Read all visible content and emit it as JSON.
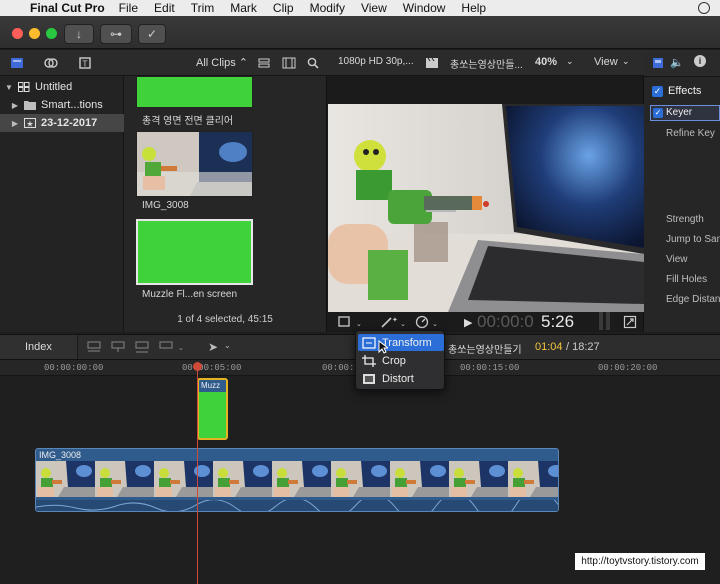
{
  "menubar": {
    "app_name": "Final Cut Pro",
    "items": [
      "File",
      "Edit",
      "Trim",
      "Mark",
      "Clip",
      "Modify",
      "View",
      "Window",
      "Help"
    ]
  },
  "browser_header": {
    "filter": "All Clips ⌃",
    "format": "1080p HD 30p,...",
    "project": "총쏘는영상만들...",
    "zoom": "40%",
    "view": "View"
  },
  "libraries": {
    "items": [
      {
        "label": "Untitled"
      },
      {
        "label": "Smart...tions"
      },
      {
        "label": "23-12-2017"
      }
    ]
  },
  "browser": {
    "clips": [
      {
        "label": "총격 영면 전면 클리어"
      },
      {
        "label": "IMG_3008"
      },
      {
        "label": "Muzzle Fl...en screen"
      }
    ],
    "selection_info": "1 of 4 selected, 45:15"
  },
  "viewer": {
    "timecode_dim": "00:00:0",
    "timecode_bright": "5:26"
  },
  "inspector": {
    "effects_label": "Effects",
    "keyer_label": "Keyer",
    "params": [
      "Refine Key",
      "Strength",
      "Jump to Sam",
      "View",
      "Fill Holes",
      "Edge Distan"
    ]
  },
  "timeline_header": {
    "index_label": "Index",
    "project_name": "총쏘는영상만들기",
    "position": "01:04",
    "duration": "/ 18:27"
  },
  "ruler": {
    "ticks": [
      "00:00:00:00",
      "00:00:05:00",
      "00:00:10:00",
      "00:00:15:00",
      "00:00:20:00"
    ]
  },
  "timeline": {
    "connected_clip": "Muzz",
    "primary_clip": "IMG_3008"
  },
  "popup_menu": {
    "items": [
      {
        "label": "Transform"
      },
      {
        "label": "Crop"
      },
      {
        "label": "Distort"
      }
    ]
  },
  "watermark": "http://toytvstory.tistory.com",
  "colors": {
    "accent": "#2c6ed8",
    "green_screen": "#3fd23a",
    "clip_blue": "#2f5b8d",
    "connected_yellow": "#e6b422",
    "playhead": "#d04a3a"
  }
}
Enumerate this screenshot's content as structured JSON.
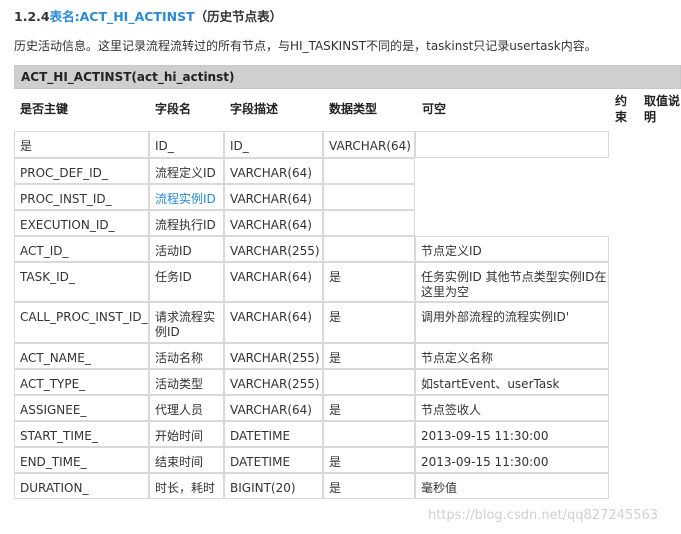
{
  "heading": {
    "number": "1.2.4",
    "name": "表名:ACT_HI_ACTINST",
    "subtitle": "（历史节点表）"
  },
  "intro": "历史活动信息。这里记录流程流转过的所有节点，与HI_TASKINST不同的是，taskinst只记录usertask内容。",
  "table": {
    "title": "ACT_HI_ACTINST(act_hi_actinst)",
    "headers": {
      "pk": "是否主键",
      "field": "字段名",
      "desc": "字段描述",
      "type": "数据类型",
      "nullable": "可空",
      "constraint": "约束",
      "values": "取值说明"
    },
    "rows": [
      {
        "c1": "是",
        "c2": "ID_",
        "c3": "ID_",
        "c4": "VARCHAR(64)",
        "c5": ""
      },
      {
        "c1": "PROC_DEF_ID_",
        "c2": "流程定义ID",
        "c3": "VARCHAR(64)",
        "c4": "",
        "c5": ""
      },
      {
        "c1": "PROC_INST_ID_",
        "c2": "流程实例ID",
        "c3": "VARCHAR(64)",
        "c4": "",
        "c5": ""
      },
      {
        "c1": "EXECUTION_ID_",
        "c2": "流程执行ID",
        "c3": "VARCHAR(64)",
        "c4": "",
        "c5": ""
      },
      {
        "c1": "ACT_ID_",
        "c2": "活动ID",
        "c3": "VARCHAR(255)",
        "c4": "",
        "c5": "节点定义ID"
      },
      {
        "c1": "TASK_ID_",
        "c2": "任务ID",
        "c3": "VARCHAR(64)",
        "c4": "是",
        "c5": "任务实例ID 其他节点类型实例ID在这里为空"
      },
      {
        "c1": "CALL_PROC_INST_ID_",
        "c2": "请求流程实例ID",
        "c3": "VARCHAR(64)",
        "c4": "是",
        "c5": "调用外部流程的流程实例ID'"
      },
      {
        "c1": "ACT_NAME_",
        "c2": "活动名称",
        "c3": "VARCHAR(255)",
        "c4": "是",
        "c5": "节点定义名称"
      },
      {
        "c1": "ACT_TYPE_",
        "c2": "活动类型",
        "c3": "VARCHAR(255)",
        "c4": "",
        "c5": "如startEvent、userTask"
      },
      {
        "c1": "ASSIGNEE_",
        "c2": "代理人员",
        "c3": "VARCHAR(64)",
        "c4": "是",
        "c5": "节点签收人"
      },
      {
        "c1": "START_TIME_",
        "c2": "开始时间",
        "c3": "DATETIME",
        "c4": "",
        "c5": "2013-09-15 11:30:00"
      },
      {
        "c1": "END_TIME_",
        "c2": "结束时间",
        "c3": "DATETIME",
        "c4": "是",
        "c5": "2013-09-15 11:30:00"
      },
      {
        "c1": "DURATION_",
        "c2": "时长，耗时",
        "c3": "BIGINT(20)",
        "c4": "是",
        "c5": "毫秒值"
      }
    ]
  },
  "watermark": "https://blog.csdn.net/qq827245563"
}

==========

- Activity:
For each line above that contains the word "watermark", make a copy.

- Answer for this exercise:
  "watermark": "http://toytvstory.tistory.com",
  "watermark": "https://blog.csdn.net/qq827245563"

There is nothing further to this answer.